-------- Input material --------

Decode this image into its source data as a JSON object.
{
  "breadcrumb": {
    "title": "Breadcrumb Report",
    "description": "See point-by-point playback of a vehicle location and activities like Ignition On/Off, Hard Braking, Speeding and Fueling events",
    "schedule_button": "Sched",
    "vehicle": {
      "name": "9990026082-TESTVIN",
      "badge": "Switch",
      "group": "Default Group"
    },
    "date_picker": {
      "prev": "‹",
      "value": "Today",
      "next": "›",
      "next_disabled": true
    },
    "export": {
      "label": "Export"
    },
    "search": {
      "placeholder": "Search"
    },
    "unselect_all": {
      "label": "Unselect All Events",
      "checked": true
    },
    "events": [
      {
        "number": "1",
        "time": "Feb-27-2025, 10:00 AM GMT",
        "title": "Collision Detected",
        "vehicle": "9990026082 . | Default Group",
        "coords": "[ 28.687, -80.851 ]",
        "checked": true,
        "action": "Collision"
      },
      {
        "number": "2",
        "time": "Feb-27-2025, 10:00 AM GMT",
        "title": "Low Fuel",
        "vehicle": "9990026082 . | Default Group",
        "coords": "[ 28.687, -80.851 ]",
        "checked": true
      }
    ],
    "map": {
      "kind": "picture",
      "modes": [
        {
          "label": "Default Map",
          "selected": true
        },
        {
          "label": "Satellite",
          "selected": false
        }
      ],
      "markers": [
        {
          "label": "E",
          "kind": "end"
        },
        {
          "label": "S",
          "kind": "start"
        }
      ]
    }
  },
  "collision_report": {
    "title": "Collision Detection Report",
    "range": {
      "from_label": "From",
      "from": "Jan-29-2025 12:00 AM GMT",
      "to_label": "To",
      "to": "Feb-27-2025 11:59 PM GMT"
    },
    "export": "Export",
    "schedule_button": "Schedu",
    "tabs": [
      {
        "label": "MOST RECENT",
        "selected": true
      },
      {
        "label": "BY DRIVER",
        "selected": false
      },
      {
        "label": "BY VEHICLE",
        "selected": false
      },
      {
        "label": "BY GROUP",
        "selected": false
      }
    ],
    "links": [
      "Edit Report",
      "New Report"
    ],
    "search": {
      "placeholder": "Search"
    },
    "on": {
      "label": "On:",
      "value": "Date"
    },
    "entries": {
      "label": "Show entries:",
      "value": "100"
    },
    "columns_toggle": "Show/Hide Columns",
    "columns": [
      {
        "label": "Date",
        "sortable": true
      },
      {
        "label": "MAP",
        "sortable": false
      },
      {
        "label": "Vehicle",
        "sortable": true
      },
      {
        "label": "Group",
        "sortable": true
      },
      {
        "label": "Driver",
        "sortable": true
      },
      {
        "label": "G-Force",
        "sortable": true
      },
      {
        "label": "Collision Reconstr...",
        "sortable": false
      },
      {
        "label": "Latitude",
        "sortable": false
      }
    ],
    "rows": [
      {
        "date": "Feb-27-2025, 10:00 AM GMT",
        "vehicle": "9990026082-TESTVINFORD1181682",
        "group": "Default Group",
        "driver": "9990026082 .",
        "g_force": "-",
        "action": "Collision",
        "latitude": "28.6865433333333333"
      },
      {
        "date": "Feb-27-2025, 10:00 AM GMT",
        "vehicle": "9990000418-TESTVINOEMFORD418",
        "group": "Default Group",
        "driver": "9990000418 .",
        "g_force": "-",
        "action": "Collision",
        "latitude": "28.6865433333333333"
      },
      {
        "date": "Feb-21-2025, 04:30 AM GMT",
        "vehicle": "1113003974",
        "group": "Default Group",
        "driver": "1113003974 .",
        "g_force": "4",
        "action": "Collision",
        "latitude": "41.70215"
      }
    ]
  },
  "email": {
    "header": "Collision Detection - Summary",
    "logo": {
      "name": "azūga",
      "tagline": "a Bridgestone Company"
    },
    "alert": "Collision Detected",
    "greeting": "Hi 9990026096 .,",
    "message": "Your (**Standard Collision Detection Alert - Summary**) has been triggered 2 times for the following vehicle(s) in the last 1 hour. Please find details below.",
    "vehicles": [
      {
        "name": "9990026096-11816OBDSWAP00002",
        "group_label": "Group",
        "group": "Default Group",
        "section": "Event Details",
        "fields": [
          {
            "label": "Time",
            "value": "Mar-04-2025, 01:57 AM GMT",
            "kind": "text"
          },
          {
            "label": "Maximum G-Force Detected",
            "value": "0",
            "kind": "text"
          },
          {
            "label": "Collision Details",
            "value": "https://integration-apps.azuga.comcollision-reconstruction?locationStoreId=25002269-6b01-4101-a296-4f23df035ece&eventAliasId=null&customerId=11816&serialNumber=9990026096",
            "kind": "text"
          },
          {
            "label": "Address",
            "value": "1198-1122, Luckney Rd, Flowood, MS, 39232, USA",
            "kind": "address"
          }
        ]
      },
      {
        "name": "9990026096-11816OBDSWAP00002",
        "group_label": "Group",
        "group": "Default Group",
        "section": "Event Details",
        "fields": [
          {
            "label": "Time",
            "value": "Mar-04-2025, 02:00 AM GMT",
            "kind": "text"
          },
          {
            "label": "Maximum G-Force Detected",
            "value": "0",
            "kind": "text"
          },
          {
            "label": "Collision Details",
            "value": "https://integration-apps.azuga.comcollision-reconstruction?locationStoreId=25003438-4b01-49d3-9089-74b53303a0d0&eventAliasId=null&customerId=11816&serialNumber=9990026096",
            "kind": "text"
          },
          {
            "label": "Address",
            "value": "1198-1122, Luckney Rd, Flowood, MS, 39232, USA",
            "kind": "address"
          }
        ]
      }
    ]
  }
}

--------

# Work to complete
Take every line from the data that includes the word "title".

# Completed exercise
    "title": "Breadcrumb Report",
        "title": "Collision Detected",
        "title": "Low Fuel",
    "title": "Collision Detection Report",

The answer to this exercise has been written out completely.